TASK ITEM:
Your answer must be the records below, given again exactly, with no pictures in it.

PROVIDED MATERIAL:
========================================
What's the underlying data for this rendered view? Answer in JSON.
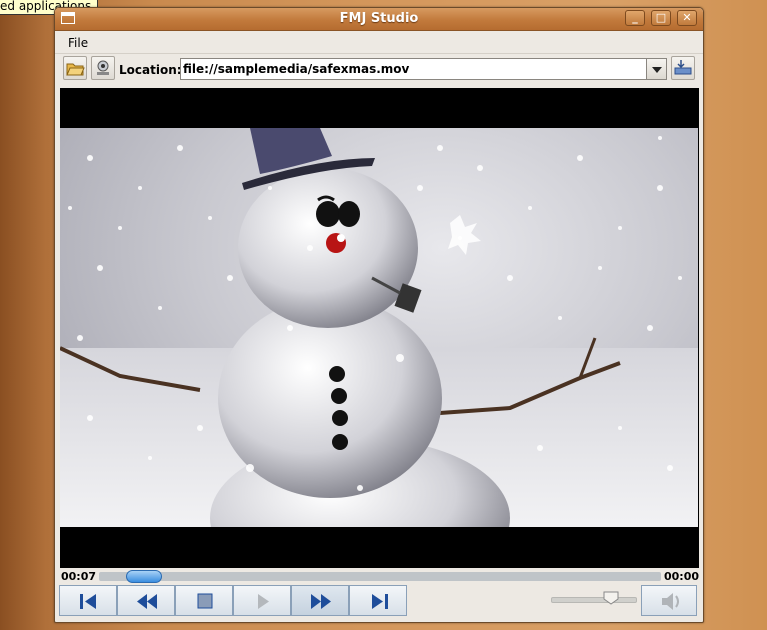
{
  "tooltip": {
    "text": "ed applications"
  },
  "window": {
    "title": "FMJ Studio",
    "controls": {
      "minimize": "_",
      "maximize": "□",
      "close": "✕"
    }
  },
  "menu": {
    "items": [
      "File"
    ]
  },
  "toolbar": {
    "open_icon": "folder-open-icon",
    "capture_icon": "webcam-icon",
    "location_label": "Location:",
    "location_value": "file://samplemedia/safexmas.mov",
    "go_icon": "load-url-icon"
  },
  "playback": {
    "elapsed": "00:07",
    "duration": "00:00",
    "position_fraction": 0.06
  },
  "controls": {
    "buttons": [
      "step-back-icon",
      "rewind-icon",
      "stop-icon",
      "play-icon",
      "fast-forward-icon",
      "step-forward-icon"
    ],
    "volume_level": 0.72,
    "mute_icon": "speaker-icon"
  }
}
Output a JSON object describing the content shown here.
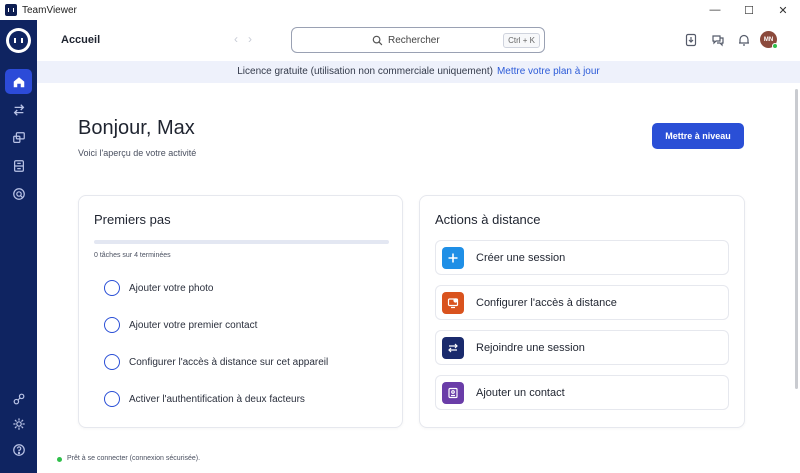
{
  "window": {
    "title": "TeamViewer",
    "controls": {
      "minimize": "—",
      "maximize": "☐",
      "close": "✕"
    }
  },
  "header": {
    "page_title": "Accueil",
    "back_arrow": "‹",
    "forward_arrow": "›",
    "search": {
      "placeholder": "Rechercher",
      "shortcut": "Ctrl + K"
    },
    "avatar_initials": "MN"
  },
  "banner": {
    "text": "Licence gratuite (utilisation non commerciale uniquement)",
    "link": "Mettre votre plan à jour"
  },
  "main": {
    "greeting": "Bonjour, Max",
    "subtitle": "Voici l'aperçu de votre activité",
    "upgrade_button": "Mettre à niveau"
  },
  "first_steps": {
    "title": "Premiers pas",
    "progress_text": "0 tâches sur 4 terminées",
    "progress_fraction": 0,
    "tasks": [
      "Ajouter votre photo",
      "Ajouter votre premier contact",
      "Configurer l'accès à distance sur cet appareil",
      "Activer l'authentification à deux facteurs"
    ]
  },
  "remote_actions": {
    "title": "Actions à distance",
    "items": [
      {
        "label": "Créer une session",
        "icon": "plus-icon",
        "color": "#1f8fe6"
      },
      {
        "label": "Configurer l'accès à distance",
        "icon": "remote-access-icon",
        "color": "#d9531e"
      },
      {
        "label": "Rejoindre une session",
        "icon": "arrows-swap-icon",
        "color": "#1a2a6c"
      },
      {
        "label": "Ajouter un contact",
        "icon": "contact-book-icon",
        "color": "#6a3da8"
      }
    ]
  },
  "status": {
    "text": "Prêt à se connecter (connexion sécurisée)."
  },
  "colors": {
    "sidebar": "#0f2461",
    "accent": "#2a4fd6",
    "banner_bg": "#eef1fb",
    "online": "#2fbf4a"
  }
}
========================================
OUTPUT OF THE TASK:
What's the underlying data for this rendered view? Answer in JSON.
{
  "tooltip": {
    "text": "ed applications"
  },
  "window": {
    "title": "FMJ Studio",
    "controls": {
      "minimize": "_",
      "maximize": "□",
      "close": "✕"
    }
  },
  "menu": {
    "items": [
      "File"
    ]
  },
  "toolbar": {
    "open_icon": "folder-open-icon",
    "capture_icon": "webcam-icon",
    "location_label": "Location:",
    "location_value": "file://samplemedia/safexmas.mov",
    "go_icon": "load-url-icon"
  },
  "playback": {
    "elapsed": "00:07",
    "duration": "00:00",
    "position_fraction": 0.06
  },
  "controls": {
    "buttons": [
      "step-back-icon",
      "rewind-icon",
      "stop-icon",
      "play-icon",
      "fast-forward-icon",
      "step-forward-icon"
    ],
    "volume_level": 0.72,
    "mute_icon": "speaker-icon"
  }
}
Output a JSON object describing the content shown here.
{
  "window": {
    "title": "TeamViewer",
    "controls": {
      "minimize": "—",
      "maximize": "☐",
      "close": "✕"
    }
  },
  "header": {
    "page_title": "Accueil",
    "back_arrow": "‹",
    "forward_arrow": "›",
    "search": {
      "placeholder": "Rechercher",
      "shortcut": "Ctrl + K"
    },
    "avatar_initials": "MN"
  },
  "banner": {
    "text": "Licence gratuite (utilisation non commerciale uniquement)",
    "link": "Mettre votre plan à jour"
  },
  "main": {
    "greeting": "Bonjour, Max",
    "subtitle": "Voici l'aperçu de votre activité",
    "upgrade_button": "Mettre à niveau"
  },
  "first_steps": {
    "title": "Premiers pas",
    "progress_text": "0 tâches sur 4 terminées",
    "progress_fraction": 0,
    "tasks": [
      "Ajouter votre photo",
      "Ajouter votre premier contact",
      "Configurer l'accès à distance sur cet appareil",
      "Activer l'authentification à deux facteurs"
    ]
  },
  "remote_actions": {
    "title": "Actions à distance",
    "items": [
      {
        "label": "Créer une session",
        "icon": "plus-icon",
        "color": "#1f8fe6"
      },
      {
        "label": "Configurer l'accès à distance",
        "icon": "remote-access-icon",
        "color": "#d9531e"
      },
      {
        "label": "Rejoindre une session",
        "icon": "arrows-swap-icon",
        "color": "#1a2a6c"
      },
      {
        "label": "Ajouter un contact",
        "icon": "contact-book-icon",
        "color": "#6a3da8"
      }
    ]
  },
  "status": {
    "text": "Prêt à se connecter (connexion sécurisée)."
  },
  "colors": {
    "sidebar": "#0f2461",
    "accent": "#2a4fd6",
    "banner_bg": "#eef1fb",
    "online": "#2fbf4a"
  }
}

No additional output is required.